John Garfield would have been 100 yesterday, and the centennial sparked tributes from Kim Morgan and, in Tablet, J. Hoberman: “Jewish audiences recognized Garfield as their first Hollywood leading man. Hollywood recognized that, given his emotional volatility, rapid-fire sarcasm, and confrontational sexual charisma, Garfield was a new sort of screen presence—a Brando before Brando.”
“Of all the self-made moguls who created Hollywood in the early years, no one had started lower or faced a steeper climb than William Fox. He came from pretty much nothing, built an empire, then lost it and ended up with almost nothing.” A biographical overview by John Strausbaugh at the Chiseler.
The inaugural edition of First Time Fest, focusing on debut features, has come and gone, but you can still catch up with Time Out New York‘s Joshua Rothkopf’s interviews: Sofia Coppola on The Virgin Suicides (1999), Hal Hartley on The Unbelievable Truth (1989), Todd Solondz on Welcome to the Dollhouse (1995), and Barbara Kopple on Harlan Country U.S.A. (1976).
“What’s the greatest rock documentary of all time?” asks Matt Singer, and Criticwire members respond en masse.
In the works. Rebecca Hall has joined Johnny Depp and Paul Bettany in the cast of Wally Pfister’s directorial debut Transcendence, executive produced by Christopher Nolan. The Playlist‘s Kevin Jagernauth notes that “the plot revolves around an assassinated scientist who gets his brain uploaded to a computer.”

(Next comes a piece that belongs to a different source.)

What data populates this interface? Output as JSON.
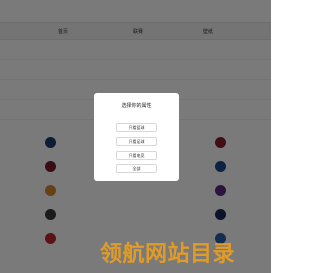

“According to an exclusive report by Spanish film magazine Fotogramas, Rinko Kikuchi and Juliette Binoche have been cast as the female leads in Isabel Coixet’s Nobody Loves the Night.” Kevin Ouellette has more at Nippon Cinema.